PROBLEM DESCRIPTION: Quote all entries in full, exactly.

──────── DATA RECORDS ────────

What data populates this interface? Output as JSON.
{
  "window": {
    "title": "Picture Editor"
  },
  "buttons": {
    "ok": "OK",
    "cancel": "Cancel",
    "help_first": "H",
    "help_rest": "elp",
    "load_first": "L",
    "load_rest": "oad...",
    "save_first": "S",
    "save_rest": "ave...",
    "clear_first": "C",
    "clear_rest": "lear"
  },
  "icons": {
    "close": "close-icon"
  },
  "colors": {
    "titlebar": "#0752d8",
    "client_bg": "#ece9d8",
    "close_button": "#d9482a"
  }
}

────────

YOUR RESPONSE:
What data populates this interface? Output as JSON.
{
  "window": {
    "title": "Picture Editor"
  },
  "buttons": {
    "ok": "OK",
    "cancel": "Cancel",
    "help_first": "H",
    "help_rest": "elp",
    "load_first": "L",
    "load_rest": "oad...",
    "save_first": "S",
    "save_rest": "ave...",
    "clear_first": "C",
    "clear_rest": "lear"
  },
  "icons": {
    "close": "close-icon"
  },
  "colors": {
    "titlebar": "#0752d8",
    "client_bg": "#ece9d8",
    "close_button": "#d9482a"
  }
}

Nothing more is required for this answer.